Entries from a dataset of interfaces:
>>>
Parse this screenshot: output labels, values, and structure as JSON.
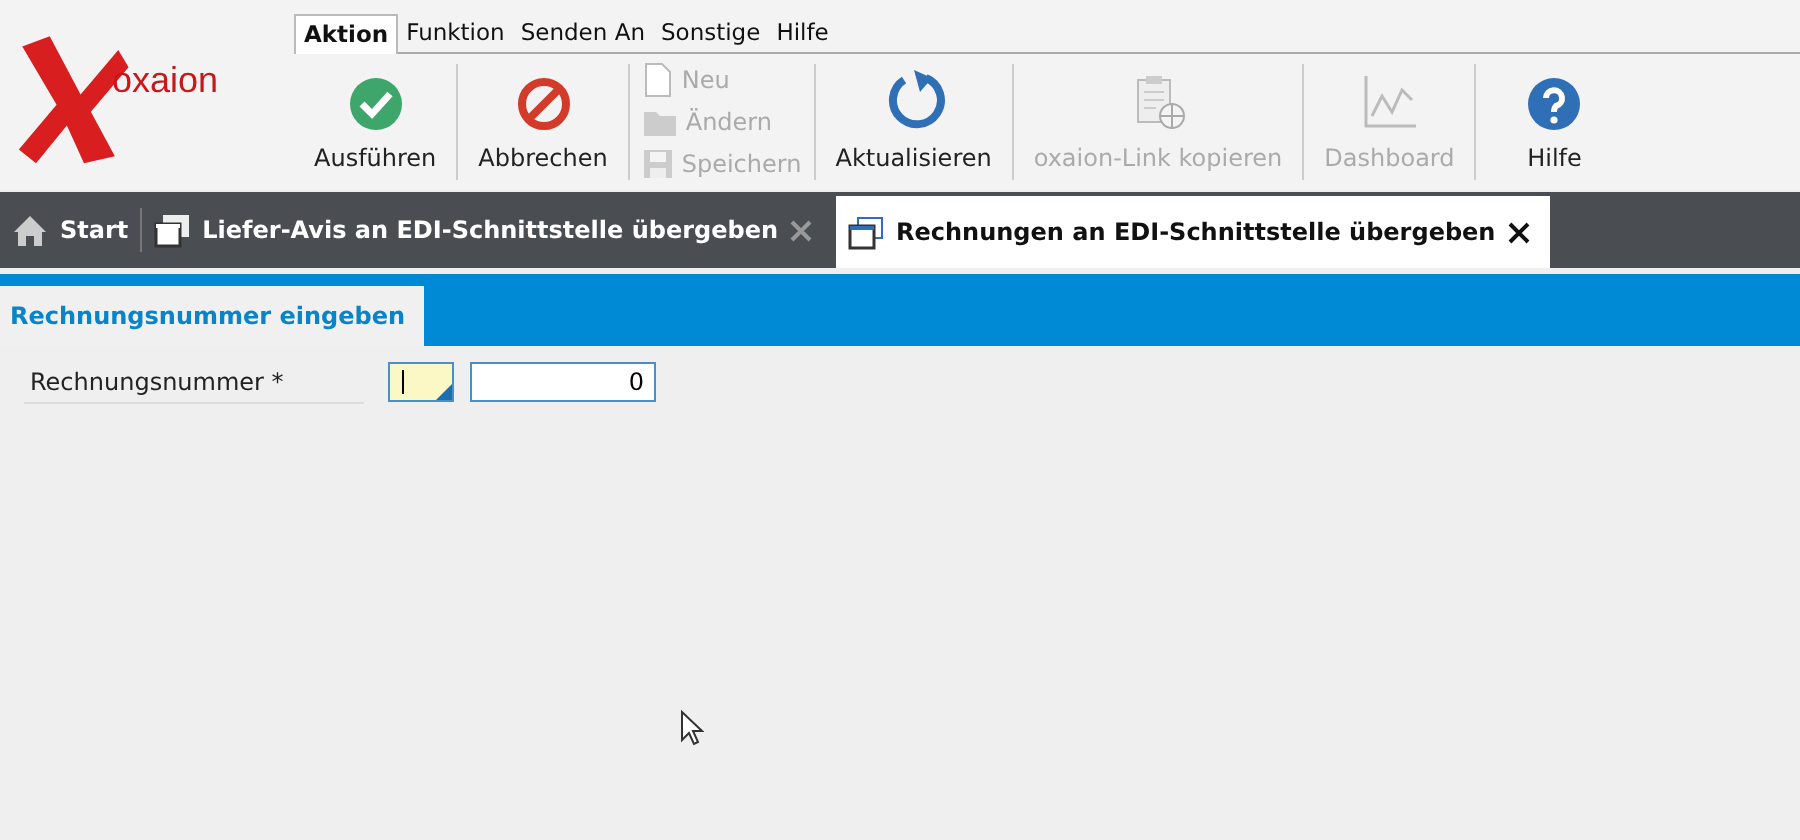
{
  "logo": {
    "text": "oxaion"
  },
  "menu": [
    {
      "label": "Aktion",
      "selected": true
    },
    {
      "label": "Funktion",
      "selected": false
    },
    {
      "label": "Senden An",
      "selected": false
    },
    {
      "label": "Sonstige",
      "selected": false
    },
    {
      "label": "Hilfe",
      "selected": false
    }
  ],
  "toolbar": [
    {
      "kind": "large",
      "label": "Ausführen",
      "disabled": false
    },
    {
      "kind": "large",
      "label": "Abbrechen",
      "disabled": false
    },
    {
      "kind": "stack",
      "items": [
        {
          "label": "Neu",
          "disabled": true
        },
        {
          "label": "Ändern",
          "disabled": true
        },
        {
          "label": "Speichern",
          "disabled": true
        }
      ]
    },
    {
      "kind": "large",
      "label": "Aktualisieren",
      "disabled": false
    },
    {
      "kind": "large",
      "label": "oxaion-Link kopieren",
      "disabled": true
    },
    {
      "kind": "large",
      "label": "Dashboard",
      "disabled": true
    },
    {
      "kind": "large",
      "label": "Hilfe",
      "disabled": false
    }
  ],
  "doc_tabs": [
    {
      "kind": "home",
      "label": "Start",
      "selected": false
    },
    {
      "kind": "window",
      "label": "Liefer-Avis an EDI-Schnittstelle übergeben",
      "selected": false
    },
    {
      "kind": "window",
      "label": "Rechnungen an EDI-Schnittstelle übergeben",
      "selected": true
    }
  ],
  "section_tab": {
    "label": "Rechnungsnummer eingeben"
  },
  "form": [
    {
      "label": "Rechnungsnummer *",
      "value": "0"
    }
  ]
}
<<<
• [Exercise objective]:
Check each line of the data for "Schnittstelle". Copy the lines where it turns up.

• [Solution to the problem]:
      "label": "Liefer-Avis an EDI-Schnittstelle übergeben",
      "label": "Rechnungen an EDI-Schnittstelle übergeben",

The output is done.